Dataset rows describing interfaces
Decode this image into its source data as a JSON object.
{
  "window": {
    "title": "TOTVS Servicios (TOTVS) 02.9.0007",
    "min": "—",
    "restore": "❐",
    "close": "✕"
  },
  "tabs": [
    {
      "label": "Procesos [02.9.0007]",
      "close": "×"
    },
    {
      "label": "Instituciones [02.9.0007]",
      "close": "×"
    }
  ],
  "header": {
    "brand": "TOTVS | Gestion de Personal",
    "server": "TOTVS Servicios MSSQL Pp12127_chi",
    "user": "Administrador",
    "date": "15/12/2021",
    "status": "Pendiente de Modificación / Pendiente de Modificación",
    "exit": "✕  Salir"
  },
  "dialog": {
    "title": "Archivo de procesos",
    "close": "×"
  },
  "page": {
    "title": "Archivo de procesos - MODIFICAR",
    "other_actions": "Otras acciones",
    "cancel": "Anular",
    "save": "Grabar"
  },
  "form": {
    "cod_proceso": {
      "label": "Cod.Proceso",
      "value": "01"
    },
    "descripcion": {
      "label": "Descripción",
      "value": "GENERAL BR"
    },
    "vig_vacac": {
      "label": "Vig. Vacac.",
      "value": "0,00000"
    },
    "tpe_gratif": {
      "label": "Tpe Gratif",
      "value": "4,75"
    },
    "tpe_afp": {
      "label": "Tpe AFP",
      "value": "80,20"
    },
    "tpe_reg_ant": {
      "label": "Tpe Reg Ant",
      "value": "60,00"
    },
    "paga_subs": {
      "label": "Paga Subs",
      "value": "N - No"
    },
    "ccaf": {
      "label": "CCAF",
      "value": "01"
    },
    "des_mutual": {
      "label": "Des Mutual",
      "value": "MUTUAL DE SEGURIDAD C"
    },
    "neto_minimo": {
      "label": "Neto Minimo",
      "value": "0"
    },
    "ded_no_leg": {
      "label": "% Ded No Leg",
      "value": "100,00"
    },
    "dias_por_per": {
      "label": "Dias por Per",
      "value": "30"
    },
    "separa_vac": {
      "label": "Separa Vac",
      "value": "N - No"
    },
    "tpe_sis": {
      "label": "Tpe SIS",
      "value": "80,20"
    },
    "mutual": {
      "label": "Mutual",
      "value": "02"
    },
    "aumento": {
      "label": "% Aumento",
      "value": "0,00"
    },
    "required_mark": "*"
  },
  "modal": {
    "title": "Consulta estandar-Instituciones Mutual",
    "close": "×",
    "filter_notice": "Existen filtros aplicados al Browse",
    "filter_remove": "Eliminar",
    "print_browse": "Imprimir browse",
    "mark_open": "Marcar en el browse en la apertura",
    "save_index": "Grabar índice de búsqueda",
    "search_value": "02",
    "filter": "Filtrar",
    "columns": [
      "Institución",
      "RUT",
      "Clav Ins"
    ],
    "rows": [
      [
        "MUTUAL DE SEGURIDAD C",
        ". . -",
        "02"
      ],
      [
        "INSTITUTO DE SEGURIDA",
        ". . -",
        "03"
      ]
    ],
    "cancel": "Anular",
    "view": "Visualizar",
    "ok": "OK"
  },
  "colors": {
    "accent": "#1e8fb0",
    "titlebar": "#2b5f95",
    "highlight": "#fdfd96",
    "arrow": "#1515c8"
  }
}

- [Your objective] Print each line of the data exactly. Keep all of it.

- [Response for this exercise]
Decode this image into its source data as a JSON object.
{
  "window": {
    "title": "TOTVS Servicios (TOTVS) 02.9.0007",
    "min": "—",
    "restore": "❐",
    "close": "✕"
  },
  "tabs": [
    {
      "label": "Procesos [02.9.0007]",
      "close": "×"
    },
    {
      "label": "Instituciones [02.9.0007]",
      "close": "×"
    }
  ],
  "header": {
    "brand": "TOTVS | Gestion de Personal",
    "server": "TOTVS Servicios MSSQL Pp12127_chi",
    "user": "Administrador",
    "date": "15/12/2021",
    "status": "Pendiente de Modificación / Pendiente de Modificación",
    "exit": "✕  Salir"
  },
  "dialog": {
    "title": "Archivo de procesos",
    "close": "×"
  },
  "page": {
    "title": "Archivo de procesos - MODIFICAR",
    "other_actions": "Otras acciones",
    "cancel": "Anular",
    "save": "Grabar"
  },
  "form": {
    "cod_proceso": {
      "label": "Cod.Proceso",
      "value": "01"
    },
    "descripcion": {
      "label": "Descripción",
      "value": "GENERAL BR"
    },
    "vig_vacac": {
      "label": "Vig. Vacac.",
      "value": "0,00000"
    },
    "tpe_gratif": {
      "label": "Tpe Gratif",
      "value": "4,75"
    },
    "tpe_afp": {
      "label": "Tpe AFP",
      "value": "80,20"
    },
    "tpe_reg_ant": {
      "label": "Tpe Reg Ant",
      "value": "60,00"
    },
    "paga_subs": {
      "label": "Paga Subs",
      "value": "N - No"
    },
    "ccaf": {
      "label": "CCAF",
      "value": "01"
    },
    "des_mutual": {
      "label": "Des Mutual",
      "value": "MUTUAL DE SEGURIDAD C"
    },
    "neto_minimo": {
      "label": "Neto Minimo",
      "value": "0"
    },
    "ded_no_leg": {
      "label": "% Ded No Leg",
      "value": "100,00"
    },
    "dias_por_per": {
      "label": "Dias por Per",
      "value": "30"
    },
    "separa_vac": {
      "label": "Separa Vac",
      "value": "N - No"
    },
    "tpe_sis": {
      "label": "Tpe SIS",
      "value": "80,20"
    },
    "mutual": {
      "label": "Mutual",
      "value": "02"
    },
    "aumento": {
      "label": "% Aumento",
      "value": "0,00"
    },
    "required_mark": "*"
  },
  "modal": {
    "title": "Consulta estandar-Instituciones Mutual",
    "close": "×",
    "filter_notice": "Existen filtros aplicados al Browse",
    "filter_remove": "Eliminar",
    "print_browse": "Imprimir browse",
    "mark_open": "Marcar en el browse en la apertura",
    "save_index": "Grabar índice de búsqueda",
    "search_value": "02",
    "filter": "Filtrar",
    "columns": [
      "Institución",
      "RUT",
      "Clav Ins"
    ],
    "rows": [
      [
        "MUTUAL DE SEGURIDAD C",
        ". . -",
        "02"
      ],
      [
        "INSTITUTO DE SEGURIDA",
        ". . -",
        "03"
      ]
    ],
    "cancel": "Anular",
    "view": "Visualizar",
    "ok": "OK"
  },
  "colors": {
    "accent": "#1e8fb0",
    "titlebar": "#2b5f95",
    "highlight": "#fdfd96",
    "arrow": "#1515c8"
  }
}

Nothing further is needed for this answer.